|Project by USCJeff||posted 2111 days ago||2322 views||6 times favorited||9 comments|
This is my 4th router attempt for this tablesaw wing. All others worked well for a while and let me down when adjustments needed to be made. That being the case, the design was based on being adjustable to those shifts and things that always happen.
The table top is a salvaged 1.5” thick melamine coated electricians bench. It rests on a torsion box made of “2 by” material. There are 8 set screws on the torsion box that are accesible from underneath to level the table with the saw. Four wood screws attach the top to the box and must be loosened to allow the set screws to do their thing.

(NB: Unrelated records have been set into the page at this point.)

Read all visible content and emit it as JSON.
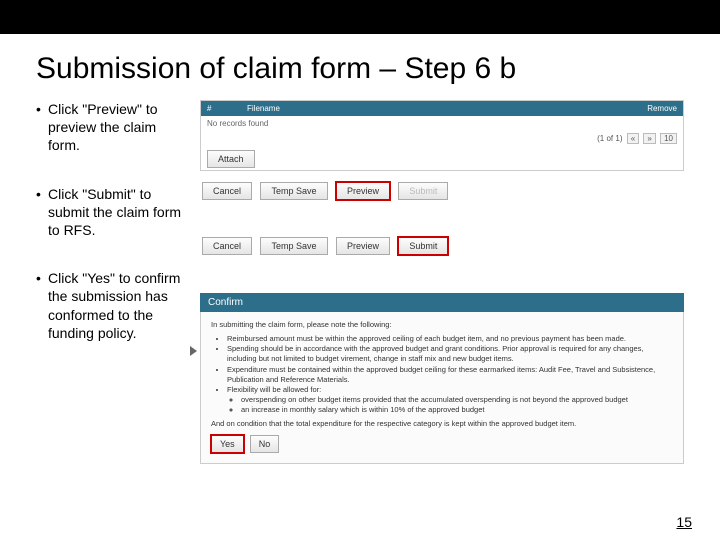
{
  "title": "Submission of claim form – Step 6 b",
  "bullets": [
    "Click \"Preview\" to preview the claim form.",
    "Click \"Submit\" to submit the claim form to RFS.",
    "Click \"Yes\" to confirm the submission  has conformed to the funding policy."
  ],
  "panel1": {
    "cols": {
      "c1": "#",
      "c2": "Filename",
      "c3": "Remove"
    },
    "empty_text": "No records found",
    "pager": {
      "range": "(1 of 1)",
      "prev": "«",
      "next": "»",
      "size": "10"
    },
    "attach": "Attach",
    "buttons": {
      "cancel": "Cancel",
      "tempsave": "Temp Save",
      "preview": "Preview",
      "submit": "Submit"
    }
  },
  "panel2": {
    "buttons": {
      "cancel": "Cancel",
      "tempsave": "Temp Save",
      "preview": "Preview",
      "submit": "Submit"
    }
  },
  "confirm": {
    "head": "Confirm",
    "lead": "In submitting the claim form, please note the following:",
    "items": [
      "Reimbursed amount must be within the approved ceiling of each budget item, and no previous payment has been made.",
      "Spending should be in accordance with the approved budget and grant conditions. Prior approval is required for any changes, including but not limited to budget virement, change in staff mix and new budget items.",
      "Expenditure must be contained within the approved budget ceiling for these earmarked items: Audit Fee, Travel and Subsistence, Publication and Reference Materials.",
      "Flexibility will be allowed for:"
    ],
    "subitems": [
      "overspending on other budget items provided that the accumulated overspending is not beyond the approved budget",
      "an increase in monthly salary which is within 10% of the approved budget"
    ],
    "tail": "And on condition that the total expenditure for the respective category is kept within the approved budget item.",
    "yes": "Yes",
    "no": "No"
  },
  "page_number": "15"
}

I extended the tablesaw rails for the left wing by adding angle iron to both sides. The short lengths are strong enough to keep the outer end from lowering with downwards pressure. Machine bolts and nuts secure the angle iron to the torsion box and factory rails.

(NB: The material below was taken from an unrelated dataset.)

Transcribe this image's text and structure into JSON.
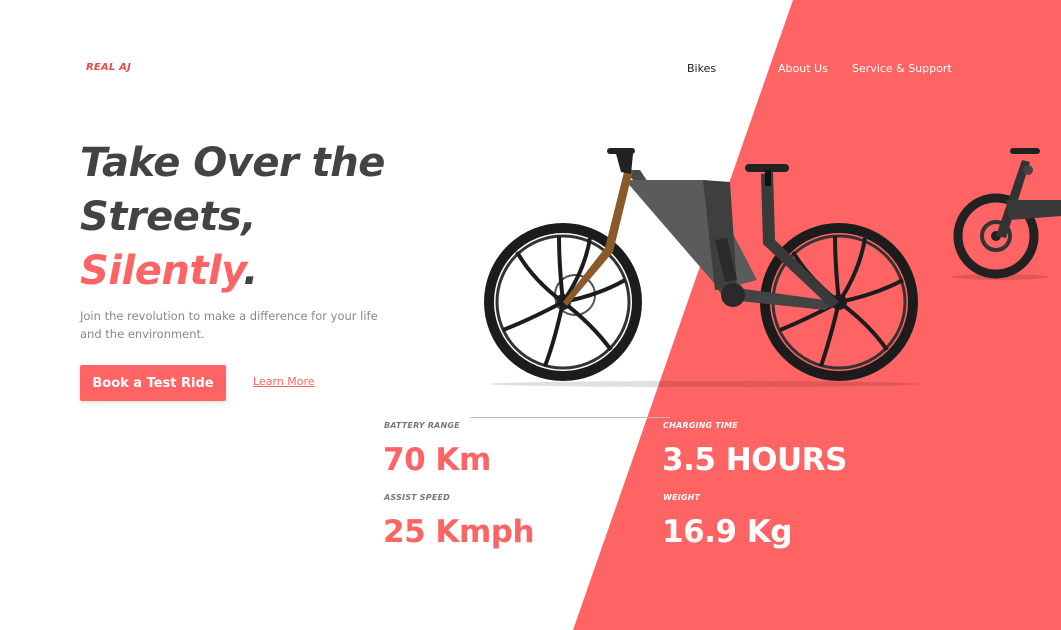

The fence is great, but it is massive in my small shop when not being used. I plan to eliminate the saddle and add T-track and cam clamps next time I get to Woodzone or Rockler. On that note, I need a miter slot as well. The fence saddle is plywood and the fence itself is MDF. There is a 1.5” MDF support behind the 3/4” adjustable Fence faces. Loosening two wingnuts allow the fence to move as can be seen in the last picture. The saddle is secured to the tablesaw fence using machine bolts into T-Nuts to act as set screws (pic 3). The dust port is set up for a standard Shop-Vac, but I think a 4” port for a DC would work better if anyone decides to do this. I’ve made a couple simpe stop blocks, bit guards, and such for the fences T-track.
The drawer underneath has pegboard in it drilled to accept both 1/4” and 1/2” bits and accesories. The Dewalt 618 router is attached to a Rosseau base plate and wired to a switch. I have a foot pedal that I want to try as well, but I always seem to be hunting for it with my foot. Might have to fasten it down some how.
-- Jeff, South Carolina